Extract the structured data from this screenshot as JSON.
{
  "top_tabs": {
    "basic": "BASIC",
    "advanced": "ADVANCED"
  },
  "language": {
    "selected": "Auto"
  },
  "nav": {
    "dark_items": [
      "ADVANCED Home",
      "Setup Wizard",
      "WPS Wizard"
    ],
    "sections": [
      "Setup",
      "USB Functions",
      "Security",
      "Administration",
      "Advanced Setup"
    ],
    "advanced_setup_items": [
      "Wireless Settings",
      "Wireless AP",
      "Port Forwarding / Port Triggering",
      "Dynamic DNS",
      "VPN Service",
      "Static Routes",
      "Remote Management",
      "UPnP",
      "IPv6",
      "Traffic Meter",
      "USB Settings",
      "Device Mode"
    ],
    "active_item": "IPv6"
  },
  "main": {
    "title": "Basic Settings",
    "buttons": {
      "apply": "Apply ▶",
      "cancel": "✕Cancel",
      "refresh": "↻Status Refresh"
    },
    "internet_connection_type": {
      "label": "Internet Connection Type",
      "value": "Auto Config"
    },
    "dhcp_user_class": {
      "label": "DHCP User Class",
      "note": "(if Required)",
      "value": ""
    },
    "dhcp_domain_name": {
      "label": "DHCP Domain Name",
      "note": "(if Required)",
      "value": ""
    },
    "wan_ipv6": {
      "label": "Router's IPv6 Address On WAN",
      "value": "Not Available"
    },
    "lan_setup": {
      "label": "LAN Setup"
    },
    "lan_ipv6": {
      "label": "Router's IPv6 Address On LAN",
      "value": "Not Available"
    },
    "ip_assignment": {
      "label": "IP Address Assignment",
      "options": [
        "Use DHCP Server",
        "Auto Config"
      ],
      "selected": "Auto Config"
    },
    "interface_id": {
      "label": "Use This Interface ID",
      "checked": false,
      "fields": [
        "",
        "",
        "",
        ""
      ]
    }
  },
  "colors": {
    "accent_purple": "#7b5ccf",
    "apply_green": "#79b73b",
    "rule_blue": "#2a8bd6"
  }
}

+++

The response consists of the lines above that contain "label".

      "label": "Internet Connection Type",
      "label": "DHCP User Class",
      "label": "DHCP Domain Name",
      "label": "Router's IPv6 Address On WAN",
      "label": "LAN Setup"
      "label": "Router's IPv6 Address On LAN",
      "label": "IP Address Assignment",
      "label": "Use This Interface ID",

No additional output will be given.